What is being asked: Please give all of the data again, character for character, and drop the pictures.

(Entries from a dataset of interfaces)

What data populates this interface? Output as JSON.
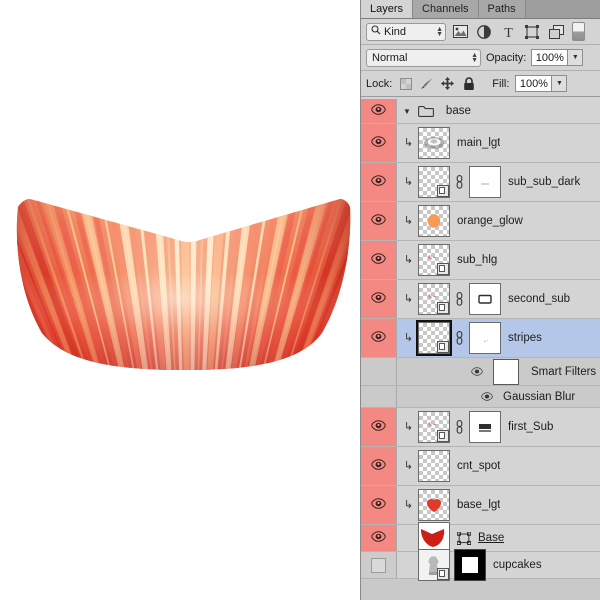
{
  "panel": {
    "tabs": [
      {
        "label": "Layers",
        "active": true
      },
      {
        "label": "Channels",
        "active": false
      },
      {
        "label": "Paths",
        "active": false
      }
    ],
    "filter": {
      "kind_label": "Kind",
      "search_icon": "magnifier-icon",
      "icons": [
        "image-filter-icon",
        "adjustment-filter-icon",
        "type-filter-icon",
        "shape-filter-icon",
        "smart-object-filter-icon"
      ],
      "toggle_name": "filter-enable-toggle"
    },
    "blend": {
      "mode": "Normal",
      "opacity_label": "Opacity:",
      "opacity_value": "100%",
      "fill_label": "Fill:",
      "fill_value": "100%"
    },
    "lock": {
      "label": "Lock:",
      "items": [
        "lock-transparent-pixels-icon",
        "lock-image-pixels-icon",
        "lock-position-icon",
        "lock-all-icon"
      ]
    }
  },
  "layers": [
    {
      "name": "base",
      "type": "group",
      "visible": true,
      "expanded": true,
      "clipped": false,
      "selected": false
    },
    {
      "name": "main_lgt",
      "type": "layer",
      "visible": true,
      "clipped": true,
      "selected": false,
      "has_thumb": true,
      "thumb_kind": "blurred-highlight",
      "smart_object": false,
      "linked": false,
      "has_mask": false
    },
    {
      "name": "sub_sub_dark",
      "type": "layer",
      "visible": true,
      "clipped": true,
      "selected": false,
      "has_thumb": true,
      "thumb_kind": "transparent",
      "smart_object": true,
      "linked": true,
      "has_mask": true,
      "mask_kind": "white-thin-line"
    },
    {
      "name": "orange_glow",
      "type": "layer",
      "visible": true,
      "clipped": true,
      "selected": false,
      "has_thumb": true,
      "thumb_kind": "orange-blob",
      "smart_object": false,
      "linked": false,
      "has_mask": false
    },
    {
      "name": "sub_hlg",
      "type": "layer",
      "visible": true,
      "clipped": true,
      "selected": false,
      "has_thumb": true,
      "thumb_kind": "faint-specks",
      "smart_object": true,
      "linked": false,
      "has_mask": false
    },
    {
      "name": "second_sub",
      "type": "layer",
      "visible": true,
      "clipped": true,
      "selected": false,
      "has_thumb": true,
      "thumb_kind": "faint-specks",
      "smart_object": true,
      "linked": true,
      "has_mask": true,
      "mask_kind": "white-rounded-rect"
    },
    {
      "name": "stripes",
      "type": "layer",
      "visible": true,
      "clipped": true,
      "selected": true,
      "has_thumb": true,
      "thumb_kind": "transparent",
      "smart_object": true,
      "linked": true,
      "has_mask": true,
      "mask_kind": "white-faint"
    },
    {
      "name": "Smart Filters",
      "type": "smart-filters",
      "visible": true
    },
    {
      "name": "Gaussian Blur",
      "type": "filter-effect",
      "visible": true
    },
    {
      "name": "first_Sub",
      "type": "layer",
      "visible": true,
      "clipped": true,
      "selected": false,
      "has_thumb": true,
      "thumb_kind": "faint-specks",
      "smart_object": true,
      "linked": true,
      "has_mask": true,
      "mask_kind": "white-bar"
    },
    {
      "name": "cnt_spot",
      "type": "layer",
      "visible": true,
      "clipped": true,
      "selected": false,
      "has_thumb": true,
      "thumb_kind": "transparent",
      "smart_object": false,
      "linked": false,
      "has_mask": false
    },
    {
      "name": "base_lgt",
      "type": "layer",
      "visible": true,
      "clipped": true,
      "selected": false,
      "has_thumb": true,
      "thumb_kind": "red-blob",
      "smart_object": false,
      "linked": false,
      "has_mask": false
    },
    {
      "name": "Base",
      "type": "layer",
      "visible": true,
      "clipped": false,
      "selected": false,
      "underlined": true,
      "has_thumb": true,
      "thumb_kind": "red-cup",
      "vector_mask": true,
      "smart_object": false,
      "linked": false,
      "has_mask": false
    },
    {
      "name": "cupcakes",
      "type": "layer",
      "visible": false,
      "clipped": false,
      "selected": false,
      "has_thumb": true,
      "thumb_kind": "photo-grey",
      "smart_object": true,
      "linked": false,
      "has_mask": true,
      "mask_kind": "black-white-square"
    }
  ],
  "artwork": {
    "title": "cupcake-wrapper-striped",
    "colors": {
      "deep_red": "#d8352a",
      "red": "#e8463a",
      "orange": "#f07a45",
      "light_orange": "#f5a96a",
      "cream": "#fbd9ae",
      "highlight": "#fdeccd",
      "background": "#ffffff"
    }
  }
}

Solution to this exercise:
What data populates this interface? Output as JSON.
{
  "panel": {
    "tabs": [
      {
        "label": "Layers",
        "active": true
      },
      {
        "label": "Channels",
        "active": false
      },
      {
        "label": "Paths",
        "active": false
      }
    ],
    "filter": {
      "kind_label": "Kind",
      "search_icon": "magnifier-icon",
      "icons": [
        "image-filter-icon",
        "adjustment-filter-icon",
        "type-filter-icon",
        "shape-filter-icon",
        "smart-object-filter-icon"
      ],
      "toggle_name": "filter-enable-toggle"
    },
    "blend": {
      "mode": "Normal",
      "opacity_label": "Opacity:",
      "opacity_value": "100%",
      "fill_label": "Fill:",
      "fill_value": "100%"
    },
    "lock": {
      "label": "Lock:",
      "items": [
        "lock-transparent-pixels-icon",
        "lock-image-pixels-icon",
        "lock-position-icon",
        "lock-all-icon"
      ]
    }
  },
  "layers": [
    {
      "name": "base",
      "type": "group",
      "visible": true,
      "expanded": true,
      "clipped": false,
      "selected": false
    },
    {
      "name": "main_lgt",
      "type": "layer",
      "visible": true,
      "clipped": true,
      "selected": false,
      "has_thumb": true,
      "thumb_kind": "blurred-highlight",
      "smart_object": false,
      "linked": false,
      "has_mask": false
    },
    {
      "name": "sub_sub_dark",
      "type": "layer",
      "visible": true,
      "clipped": true,
      "selected": false,
      "has_thumb": true,
      "thumb_kind": "transparent",
      "smart_object": true,
      "linked": true,
      "has_mask": true,
      "mask_kind": "white-thin-line"
    },
    {
      "name": "orange_glow",
      "type": "layer",
      "visible": true,
      "clipped": true,
      "selected": false,
      "has_thumb": true,
      "thumb_kind": "orange-blob",
      "smart_object": false,
      "linked": false,
      "has_mask": false
    },
    {
      "name": "sub_hlg",
      "type": "layer",
      "visible": true,
      "clipped": true,
      "selected": false,
      "has_thumb": true,
      "thumb_kind": "faint-specks",
      "smart_object": true,
      "linked": false,
      "has_mask": false
    },
    {
      "name": "second_sub",
      "type": "layer",
      "visible": true,
      "clipped": true,
      "selected": false,
      "has_thumb": true,
      "thumb_kind": "faint-specks",
      "smart_object": true,
      "linked": true,
      "has_mask": true,
      "mask_kind": "white-rounded-rect"
    },
    {
      "name": "stripes",
      "type": "layer",
      "visible": true,
      "clipped": true,
      "selected": true,
      "has_thumb": true,
      "thumb_kind": "transparent",
      "smart_object": true,
      "linked": true,
      "has_mask": true,
      "mask_kind": "white-faint"
    },
    {
      "name": "Smart Filters",
      "type": "smart-filters",
      "visible": true
    },
    {
      "name": "Gaussian Blur",
      "type": "filter-effect",
      "visible": true
    },
    {
      "name": "first_Sub",
      "type": "layer",
      "visible": true,
      "clipped": true,
      "selected": false,
      "has_thumb": true,
      "thumb_kind": "faint-specks",
      "smart_object": true,
      "linked": true,
      "has_mask": true,
      "mask_kind": "white-bar"
    },
    {
      "name": "cnt_spot",
      "type": "layer",
      "visible": true,
      "clipped": true,
      "selected": false,
      "has_thumb": true,
      "thumb_kind": "transparent",
      "smart_object": false,
      "linked": false,
      "has_mask": false
    },
    {
      "name": "base_lgt",
      "type": "layer",
      "visible": true,
      "clipped": true,
      "selected": false,
      "has_thumb": true,
      "thumb_kind": "red-blob",
      "smart_object": false,
      "linked": false,
      "has_mask": false
    },
    {
      "name": "Base",
      "type": "layer",
      "visible": true,
      "clipped": false,
      "selected": false,
      "underlined": true,
      "has_thumb": true,
      "thumb_kind": "red-cup",
      "vector_mask": true,
      "smart_object": false,
      "linked": false,
      "has_mask": false
    },
    {
      "name": "cupcakes",
      "type": "layer",
      "visible": false,
      "clipped": false,
      "selected": false,
      "has_thumb": true,
      "thumb_kind": "photo-grey",
      "smart_object": true,
      "linked": false,
      "has_mask": true,
      "mask_kind": "black-white-square"
    }
  ],
  "artwork": {
    "title": "cupcake-wrapper-striped",
    "colors": {
      "deep_red": "#d8352a",
      "red": "#e8463a",
      "orange": "#f07a45",
      "light_orange": "#f5a96a",
      "cream": "#fbd9ae",
      "highlight": "#fdeccd",
      "background": "#ffffff"
    }
  }
}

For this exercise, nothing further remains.